● **DATA UNDER STUDY**
--*--

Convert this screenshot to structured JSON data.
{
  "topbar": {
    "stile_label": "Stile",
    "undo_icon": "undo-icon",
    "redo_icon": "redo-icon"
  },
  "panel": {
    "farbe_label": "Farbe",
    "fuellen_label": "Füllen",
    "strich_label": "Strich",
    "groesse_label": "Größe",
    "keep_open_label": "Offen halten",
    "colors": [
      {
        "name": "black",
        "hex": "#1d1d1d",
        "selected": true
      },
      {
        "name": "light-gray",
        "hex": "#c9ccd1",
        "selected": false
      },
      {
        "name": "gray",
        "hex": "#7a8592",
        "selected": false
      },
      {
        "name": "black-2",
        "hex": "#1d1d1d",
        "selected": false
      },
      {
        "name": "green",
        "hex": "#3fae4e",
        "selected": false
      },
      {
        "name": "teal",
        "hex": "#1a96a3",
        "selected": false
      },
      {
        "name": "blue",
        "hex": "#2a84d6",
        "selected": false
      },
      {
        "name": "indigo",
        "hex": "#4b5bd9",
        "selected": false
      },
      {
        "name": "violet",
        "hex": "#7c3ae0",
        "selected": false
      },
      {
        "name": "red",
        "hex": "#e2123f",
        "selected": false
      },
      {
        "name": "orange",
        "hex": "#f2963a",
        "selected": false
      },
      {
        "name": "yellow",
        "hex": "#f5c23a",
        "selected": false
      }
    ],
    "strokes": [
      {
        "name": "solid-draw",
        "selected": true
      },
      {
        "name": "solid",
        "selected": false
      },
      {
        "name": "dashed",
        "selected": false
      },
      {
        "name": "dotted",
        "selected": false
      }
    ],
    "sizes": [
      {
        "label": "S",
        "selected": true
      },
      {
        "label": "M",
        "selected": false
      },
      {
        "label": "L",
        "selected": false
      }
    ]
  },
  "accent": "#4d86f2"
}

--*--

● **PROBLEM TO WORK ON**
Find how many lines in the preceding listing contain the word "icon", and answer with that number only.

● **WRITTEN REPLY**
2